NEW YORK – The National Institutes of Health this week announced the winners of the second phase of the Rapid Acceleration of Diagnostics Technology (RADx Tech) Maternal Health Challenge. The 10 projects consist of at-home or point-of-care diagnostic devices, wearables, and other remote sensing technologies. Durham, North Carolina-based HemoSonics advanced with its Quantra system to manage bleeding in critical care settings by providing diagnostic results in approximately 15 minutes. New Gloucester, Maine-based Global Access Diagnostics also advanced with an at-home assay for postpartum urinary tract infections. The NIH said that the challenge received more than 80 submissions to its innovation funnel, with the 10 teams now advancing past the second “deep dive” phase receiving $75,000 and entering a technology assessment phase. They will now be eligible for a $300,000 interim milestone prize and a final testing and verification prize of $500,000. Up to six challenge finalists are expected to be announced next year.
Laboratory Corporation of America said this week that it has partnered with the Conference of National Black Churches (CNBC) to raise awareness and provide expanded access to colorectal cancer screening tests. Through the partnership, CNBC will distribute more than 3,000 at-home colorectal screening collection kits throughout several urban and rural locations including Atlanta, Dallas, Memphis, Washington, D.C., New Haven, Los Angeles, and Richmond. Labcorp has also conducted a survey of consumer perceptions of colorectal cancer testing that found that 62 percent of respondents are not current with recommended colorectal cancer screening; that 56 percent of those who have been screened would opt for at-home test collection if given the choice; and that only 33 percent of respondents are aware that at-home test collection kits are widely available.
Separately, Labcorp also said this week its board has approved a cash dividend of $.72 per share, payable on June 8 to shareholders of record on the close of business on May 18.
German metabolic data firm Lifespin said this week that it has obtained ISO 13485:2016 certification for its AI-based metabolomics technology platform. The platform, located in Regensburg, where Lifespan is headquartered, leverages metabolomic data for health, diagnostics, and disease management, as well as drug research and development. The company said its database includes information covering neurology, oncology, and inflammation.
Bio-Techne announced this week that it has completed its $257 million investment in Wilson Wolf Manufacturing after Wilson Wolf achieved the trailing 12-month earnings before interest, taxes, depreciation, and amortization (EBITDA) target of $55 million.

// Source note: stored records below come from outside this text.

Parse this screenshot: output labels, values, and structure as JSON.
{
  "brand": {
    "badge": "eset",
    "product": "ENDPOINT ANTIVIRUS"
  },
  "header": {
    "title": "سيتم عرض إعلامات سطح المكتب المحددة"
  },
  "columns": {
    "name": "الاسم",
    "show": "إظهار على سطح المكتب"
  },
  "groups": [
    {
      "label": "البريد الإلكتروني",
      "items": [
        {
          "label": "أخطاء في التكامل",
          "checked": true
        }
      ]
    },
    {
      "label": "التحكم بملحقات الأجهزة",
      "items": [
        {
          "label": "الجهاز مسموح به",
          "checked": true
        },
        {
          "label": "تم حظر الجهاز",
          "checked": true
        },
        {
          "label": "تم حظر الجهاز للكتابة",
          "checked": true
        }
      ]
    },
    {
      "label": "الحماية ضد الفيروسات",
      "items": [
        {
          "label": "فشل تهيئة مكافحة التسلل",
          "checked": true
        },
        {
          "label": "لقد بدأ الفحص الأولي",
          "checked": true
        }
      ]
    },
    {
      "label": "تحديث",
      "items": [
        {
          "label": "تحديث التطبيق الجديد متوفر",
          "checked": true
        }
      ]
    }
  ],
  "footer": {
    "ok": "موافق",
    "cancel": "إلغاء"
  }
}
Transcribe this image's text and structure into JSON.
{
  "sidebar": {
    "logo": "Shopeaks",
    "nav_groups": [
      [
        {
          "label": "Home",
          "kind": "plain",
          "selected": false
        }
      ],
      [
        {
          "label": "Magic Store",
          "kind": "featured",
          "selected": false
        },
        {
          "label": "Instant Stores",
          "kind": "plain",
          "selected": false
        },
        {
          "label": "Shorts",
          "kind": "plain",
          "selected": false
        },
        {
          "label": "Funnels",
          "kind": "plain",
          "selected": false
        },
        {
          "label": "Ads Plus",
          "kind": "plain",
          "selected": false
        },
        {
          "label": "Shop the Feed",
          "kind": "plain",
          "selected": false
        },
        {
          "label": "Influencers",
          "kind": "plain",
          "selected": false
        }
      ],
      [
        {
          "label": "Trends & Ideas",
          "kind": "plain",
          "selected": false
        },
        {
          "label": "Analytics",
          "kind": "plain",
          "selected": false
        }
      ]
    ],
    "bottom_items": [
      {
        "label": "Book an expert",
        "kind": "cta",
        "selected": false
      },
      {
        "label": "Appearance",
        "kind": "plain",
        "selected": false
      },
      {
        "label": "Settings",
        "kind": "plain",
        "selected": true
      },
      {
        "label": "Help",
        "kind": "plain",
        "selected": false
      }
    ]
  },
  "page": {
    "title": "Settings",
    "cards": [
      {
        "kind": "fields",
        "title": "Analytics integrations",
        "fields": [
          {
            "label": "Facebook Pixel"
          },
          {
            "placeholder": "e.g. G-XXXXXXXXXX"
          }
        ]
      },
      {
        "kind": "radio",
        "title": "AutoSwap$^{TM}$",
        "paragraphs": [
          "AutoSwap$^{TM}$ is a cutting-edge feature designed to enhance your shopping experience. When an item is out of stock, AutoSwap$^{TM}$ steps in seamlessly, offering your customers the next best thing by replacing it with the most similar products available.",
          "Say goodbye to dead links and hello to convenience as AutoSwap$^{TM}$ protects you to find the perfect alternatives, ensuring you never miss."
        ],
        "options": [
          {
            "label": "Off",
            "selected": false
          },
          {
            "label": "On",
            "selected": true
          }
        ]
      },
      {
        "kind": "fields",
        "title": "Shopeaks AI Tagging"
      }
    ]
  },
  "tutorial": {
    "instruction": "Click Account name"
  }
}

The investment gives Bio-Techne a 20 percent ownership stake in Wilson Wolf, Minneapolis-based Bio-Techne said in a statement. The agreement also gives Bio-Techne the right to acquire the remaining ownership stake in Wilson Wolf for $1.0 billion upon achievement of 12-month trailing revenues of $226 million or EBITDA of $136 million. If the milestone isn’t achieved by Dec. 31, 2027, Bio-Techne may acquire Wilson Wolf for about 4.4X trailing 12-month revenues.
Chinese in vitro diagnostics company Shuwen Biotech said last month that it has acquired patents for molecular subtyping of triple-negative breast cancer (so-called Fudan subtyping) from Fudan University Shanghai Cancer Center. In addition, Shuwen and FUSCC are collaborating to develop and commercialize the technology. The subtyping method classifies TNBCs into four groups based on their transcriptomes: luminal androgen receptor, immunomodulatory, basal-like immune-suppressed, and mesenchymal-like. Two prospective clinical trials demonstrated that patients receiving personalized treatment based on their Fudan subtyping results had improved overall response rates, according to Shuwen.
In Brief This Week is a selection of news items that may be of interest to our readers but had not previously appeared on 360Dx.